“Connect your feet to your seat,” Romana Kryzanowska would often say. Not only was Romana one of Joseph Pilates’ most devoted pupils, she was also one of several ballet dancers who were introduced to him by the master choreographer, George Balanchine, whose own school was in the same building. Romana as well as many other dancers learned about the Pilates technique and how it helped and healed injuries, and as a result, Pilates quickly became accepted in the dance world. Countless hours are spent at the ballet barre, articulating and strengthening all parts of the body, especially the feet, and it was under the tutelage of Mr. Pilates that Romana deepened her knowledge about the feet’s relationship to the rest of the body.
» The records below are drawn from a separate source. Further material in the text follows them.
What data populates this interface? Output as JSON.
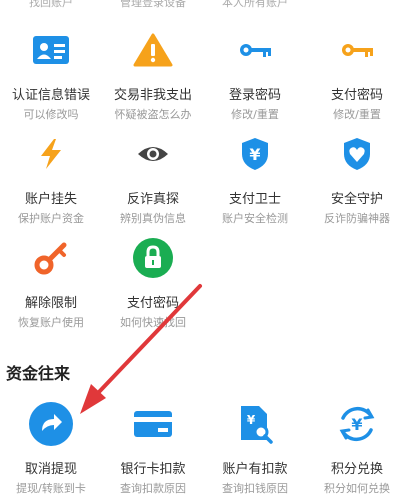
{
  "top_partial": [
    "找回账户",
    "管理登录设备",
    "本人所有账户"
  ],
  "section_title": "资金往来",
  "grid": [
    [
      {
        "title": "认证信息错误",
        "sub": "可以修改吗",
        "icon": "id-card-icon",
        "color": "#1e90e6"
      },
      {
        "title": "交易非我支出",
        "sub": "怀疑被盗怎么办",
        "icon": "warning-triangle-icon",
        "color": "#f6a21b"
      },
      {
        "title": "登录密码",
        "sub": "修改/重置",
        "icon": "blue-key-icon",
        "color": "#1e90e6"
      },
      {
        "title": "支付密码",
        "sub": "修改/重置",
        "icon": "orange-key-icon",
        "color": "#f6a21b"
      }
    ],
    [
      {
        "title": "账户挂失",
        "sub": "保护账户资金",
        "icon": "lightning-icon",
        "color": "#f6a21b"
      },
      {
        "title": "反诈真探",
        "sub": "辨别真伪信息",
        "icon": "eye-icon",
        "color": "#444444"
      },
      {
        "title": "支付卫士",
        "sub": "账户安全检测",
        "icon": "shield-yen-icon",
        "color": "#1e90e6"
      },
      {
        "title": "安全守护",
        "sub": "反诈防骗神器",
        "icon": "shield-heart-icon",
        "color": "#1e90e6"
      }
    ],
    [
      {
        "title": "解除限制",
        "sub": "恢复账户使用",
        "icon": "key-unlock-icon",
        "color": "#f0642a"
      },
      {
        "title": "支付密码",
        "sub": "如何快速找回",
        "icon": "lock-icon",
        "color": "#1aad52"
      }
    ],
    [
      {
        "title": "取消提现",
        "sub": "提现/转账到卡",
        "icon": "share-arrow-icon",
        "color": "#1e90e6"
      },
      {
        "title": "银行卡扣款",
        "sub": "查询扣款原因",
        "icon": "bank-card-icon",
        "color": "#1e90e6"
      },
      {
        "title": "账户有扣款",
        "sub": "查询扣钱原因",
        "icon": "document-search-icon",
        "color": "#1e90e6"
      },
      {
        "title": "积分兑换",
        "sub": "积分如何兑换",
        "icon": "yen-exchange-icon",
        "color": "#1e90e6"
      }
    ]
  ],
  "annotation": {
    "color": "#e0383a",
    "icon": "red-arrow-annotation"
  }
}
I, too have a history with the feet, though not as dignified as ballet. Two weeks after my birth, my mother watched in disbelief as I dug my heels into the bassinet’s mattress and flipped myself over and landed on my back —I’ve always considered that my first athletic move. But when I six years old, my mother took me to the family doctor for a check-up, and he said my feet were flat, weak and that I needed corrective shoes. Destined to be physically fit, I dismissed his opinion, and followed my own athletic dreams — from high school all-around competitive gymnastics to a near twenty-year professional dance career. By the time I was introduced to the Pilates method, my feet had pushed, pressed, propelled, gripped, balanced, and articulated —quite an accomplishment for a pair of condemned feet.
Romana’s mastery of the Pilates method inspired me to emulate her, and though my feet still have their challenges, I use the knowledge and guidance she imparted, and infuse them into my own teaching. The concepts and principles of the Pilates method has a strong and balanced foundation, and it is the feet that begin the body’s journey.